Are you interested in becoming a marine biologist?
The job title of "marine biologist" is a very general one, as it basically means someone who works with animals or plants that live in salt water. So, marine mammal trainers and scientists that study fish behavior, creatures that live in the deep sea, and those who look for potential medicines in marine creatures in a laboratory would all qualify as marine biologists.
Since their job descriptions are so varied, there is a wide range of salaries for marine biologists. Someone just out of college may even be working at an unpaid internship or receiving an hourly wage working as a field technician, while someone established at a university or government job may earn considerably more. Ranges generally quoted for marine biologist salaries vary from about $35,000 to $110,000 per year.

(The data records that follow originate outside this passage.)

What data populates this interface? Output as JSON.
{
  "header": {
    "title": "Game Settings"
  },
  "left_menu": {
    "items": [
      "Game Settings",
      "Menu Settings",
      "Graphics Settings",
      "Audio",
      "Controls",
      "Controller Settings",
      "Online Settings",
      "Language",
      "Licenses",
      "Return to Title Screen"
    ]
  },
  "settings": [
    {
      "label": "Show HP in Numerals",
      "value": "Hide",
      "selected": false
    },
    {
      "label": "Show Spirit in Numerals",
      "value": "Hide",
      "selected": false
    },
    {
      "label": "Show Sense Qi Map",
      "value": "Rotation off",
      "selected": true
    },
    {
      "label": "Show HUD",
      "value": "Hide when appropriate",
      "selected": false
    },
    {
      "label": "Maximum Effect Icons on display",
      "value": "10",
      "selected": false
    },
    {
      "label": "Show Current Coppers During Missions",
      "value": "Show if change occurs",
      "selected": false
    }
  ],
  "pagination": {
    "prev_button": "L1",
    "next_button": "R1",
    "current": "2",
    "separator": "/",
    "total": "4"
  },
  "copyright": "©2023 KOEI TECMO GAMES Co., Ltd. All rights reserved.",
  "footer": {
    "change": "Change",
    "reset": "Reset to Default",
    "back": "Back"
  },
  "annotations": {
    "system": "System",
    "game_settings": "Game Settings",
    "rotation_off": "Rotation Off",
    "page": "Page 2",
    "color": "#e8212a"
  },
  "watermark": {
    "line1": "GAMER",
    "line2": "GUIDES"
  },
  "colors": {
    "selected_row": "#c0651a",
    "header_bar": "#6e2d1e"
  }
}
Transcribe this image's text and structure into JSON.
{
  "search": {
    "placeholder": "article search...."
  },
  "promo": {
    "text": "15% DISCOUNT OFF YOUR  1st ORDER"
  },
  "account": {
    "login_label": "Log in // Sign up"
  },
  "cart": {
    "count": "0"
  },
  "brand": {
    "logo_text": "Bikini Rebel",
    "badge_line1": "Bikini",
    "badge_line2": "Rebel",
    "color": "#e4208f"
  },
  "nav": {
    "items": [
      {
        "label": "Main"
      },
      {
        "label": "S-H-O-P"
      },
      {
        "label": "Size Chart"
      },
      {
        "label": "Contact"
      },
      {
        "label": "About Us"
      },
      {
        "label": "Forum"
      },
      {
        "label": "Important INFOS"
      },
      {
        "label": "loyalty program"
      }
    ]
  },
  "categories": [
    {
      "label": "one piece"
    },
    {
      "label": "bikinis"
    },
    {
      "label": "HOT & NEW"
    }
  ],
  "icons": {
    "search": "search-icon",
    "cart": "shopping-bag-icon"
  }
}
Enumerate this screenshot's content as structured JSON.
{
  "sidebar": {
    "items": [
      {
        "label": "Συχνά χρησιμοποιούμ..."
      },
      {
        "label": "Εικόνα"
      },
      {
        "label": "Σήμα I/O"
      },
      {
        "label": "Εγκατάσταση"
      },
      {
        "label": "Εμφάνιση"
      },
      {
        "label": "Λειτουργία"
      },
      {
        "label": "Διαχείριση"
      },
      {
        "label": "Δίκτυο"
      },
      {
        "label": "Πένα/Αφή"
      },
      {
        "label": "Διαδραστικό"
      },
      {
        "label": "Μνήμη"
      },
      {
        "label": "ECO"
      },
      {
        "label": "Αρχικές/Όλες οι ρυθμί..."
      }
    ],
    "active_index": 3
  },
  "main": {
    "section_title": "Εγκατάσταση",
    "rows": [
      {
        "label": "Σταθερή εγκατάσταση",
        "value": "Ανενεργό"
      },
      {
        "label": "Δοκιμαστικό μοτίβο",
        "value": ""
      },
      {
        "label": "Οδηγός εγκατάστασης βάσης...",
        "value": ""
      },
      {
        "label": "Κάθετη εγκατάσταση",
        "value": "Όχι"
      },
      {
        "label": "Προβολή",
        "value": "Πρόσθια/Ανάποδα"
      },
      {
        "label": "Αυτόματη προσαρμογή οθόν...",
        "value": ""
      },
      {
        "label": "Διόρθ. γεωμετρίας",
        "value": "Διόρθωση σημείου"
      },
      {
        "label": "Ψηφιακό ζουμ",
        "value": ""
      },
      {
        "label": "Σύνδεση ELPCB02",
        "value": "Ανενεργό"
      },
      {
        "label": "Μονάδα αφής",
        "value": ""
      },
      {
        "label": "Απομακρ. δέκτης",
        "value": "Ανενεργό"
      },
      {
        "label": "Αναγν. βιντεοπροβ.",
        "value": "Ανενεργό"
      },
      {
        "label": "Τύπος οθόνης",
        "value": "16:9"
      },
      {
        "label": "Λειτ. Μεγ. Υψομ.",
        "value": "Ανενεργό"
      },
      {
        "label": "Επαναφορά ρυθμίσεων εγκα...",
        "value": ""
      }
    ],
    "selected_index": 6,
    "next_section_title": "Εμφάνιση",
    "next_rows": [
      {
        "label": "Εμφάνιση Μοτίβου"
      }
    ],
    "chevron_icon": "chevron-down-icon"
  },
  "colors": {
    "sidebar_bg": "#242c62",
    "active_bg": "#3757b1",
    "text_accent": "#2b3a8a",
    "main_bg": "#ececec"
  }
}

Still, most marine biologists do their work because they love it - not because they expect to earn a high paycheck. And keep in mind that even if you don't choose marine biology as a career, you may still get to work with marine life through volunteering at a local zoo, aquarium or organization.
Image: Some marine biologists work with fish, such as this small-toothed sawfish. Image courtesy NOAA